- Terrestrial Adaptation: Although some reptiles are in aquatic environments, a lot adapted to terrestrial environments. They are found in a variety of ecosystems, such as grasslands, deserts, forests, and even urban zones.
- The Reproductive Strategy: Reptiles lay eggs on the ground (oviparous) and a few species birth live children (viviparous). The care given to parents varies by species, with some showing maternal behavior such as protecting eggs or securing offspring.
- Respiration: Animals breathe exclusively through the lungs, allowing efficient intake of oxygen. They have developed efficient respiratory systems that are suitable for their aquatic or terrestrial lives.
- Specialized Feeding Adaptations for Feeding: Reptiles use a variety of methods of feeding, with various species having special adaptations. For instance, snakes possess extended jaws to swallow the prey in whole pieces, and certain lizards have tongues that are adhesive to catch insects.
- Incomplete Metamorphosis: Unlike amphibians reptiles are not subject to metamorphosis during their entire life. They are born from eggs that resemble tiny versions of adults and increase in size when they age.
- Diverse Locomotion: Reptiles display a range of ways of movement, such as walking and slithering as well as crawling and swimming, which is adapted to their particular environments and habits.
These traits collectively define reptiles as an incredibly diverse and resilient species of animals that are adapted to a variety of habitats. Their distinctive adaptations and behavior make them successful across diverse ecosystems throughout the globe.
Environment and Behavior
Certainly! Here’s a brief overview of the environment and behavior of reptiles and amphibians:

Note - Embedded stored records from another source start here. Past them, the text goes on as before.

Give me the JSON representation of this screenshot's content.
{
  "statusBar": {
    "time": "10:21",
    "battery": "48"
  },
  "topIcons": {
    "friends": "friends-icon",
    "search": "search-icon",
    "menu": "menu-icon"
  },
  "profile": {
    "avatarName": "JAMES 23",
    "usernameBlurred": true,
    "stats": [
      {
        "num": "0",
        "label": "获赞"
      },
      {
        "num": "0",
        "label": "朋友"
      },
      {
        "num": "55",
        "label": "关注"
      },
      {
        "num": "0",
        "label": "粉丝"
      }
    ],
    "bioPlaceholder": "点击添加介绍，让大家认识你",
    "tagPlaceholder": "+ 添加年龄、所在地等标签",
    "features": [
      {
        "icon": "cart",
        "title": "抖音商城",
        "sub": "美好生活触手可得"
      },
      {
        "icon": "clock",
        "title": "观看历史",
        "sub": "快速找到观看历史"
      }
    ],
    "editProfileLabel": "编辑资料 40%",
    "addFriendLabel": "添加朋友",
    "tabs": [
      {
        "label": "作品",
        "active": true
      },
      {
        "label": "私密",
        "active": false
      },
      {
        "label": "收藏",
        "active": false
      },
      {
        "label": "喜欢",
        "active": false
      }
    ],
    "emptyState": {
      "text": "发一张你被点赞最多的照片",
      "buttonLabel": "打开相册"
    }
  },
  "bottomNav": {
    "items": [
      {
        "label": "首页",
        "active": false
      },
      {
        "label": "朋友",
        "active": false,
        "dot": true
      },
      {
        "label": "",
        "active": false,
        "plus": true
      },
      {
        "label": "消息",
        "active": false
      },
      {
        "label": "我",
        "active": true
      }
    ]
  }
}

- Habitat: The majority of amphibians are found in various habitats, which include freshwater as well as terrestrial habitats. A lot of species are closely associated with humid or moist areas because of their permeable skin that needs moisture to avoid dehydration. They are often found in lakes, streams, marshes, and even forests.
- Breeding: They often go back to the water to breed. The eggs they lay are placed in the water in which larvae hatch. Then they transform into adult forms, adapted for terrestrial life.
- Diurnal/Nocturnal: The way of life varies between species and species, with some being night-time (active in the evening) while others are diurnal (active throughout the daytime).
- Feeding: They primarily feed on worms, insects small invertebrates, as well as occasionally, small vertebrates. Their feeding habits differ based on the species and development stage.
- Habitat: Reptiles display a variety of habitat choices. They are found in forests, deserts and grasslands, freshwater, wetlands, and marine habitats. Some reptiles are specifically designed for specific habitats, for instance, reptiles from deserts with adaptations to save water.
- Thermoregulation: Reptiles have ectothermic metabolism. They depend on external energy sources in order to maintain body temperature. They soak in the sun to warm themselves up, and then search for shade or cooler places in order to chill.
- Food: Reptiles have diverse diets, which include insects, small mammals fish, birds, and even plants. The ways they feed vary and include, for instance, snakes that take in their prey completely, whereas Lizards typically utilize their tongues to catch insects.
- Activity Patterns: A lot of reptiles are crepuscular (active at dusk and dawn) or nocturnal. However, certain reptiles are active throughout the day.
- Both groups can show adaptations for hibernation and an increase in aestivation based on seasonal changes as well as environmental conditions.
- Certain species of reptiles and amphibians display territorial behavior, particularly during breeding seasons.
There are distinctions regarding their favorite habitats as well as certain behaviors both reptiles and amphibians exhibit adaptations that enable them to survive in a variety of habitats, thereby contributing to the world’s biodiversity.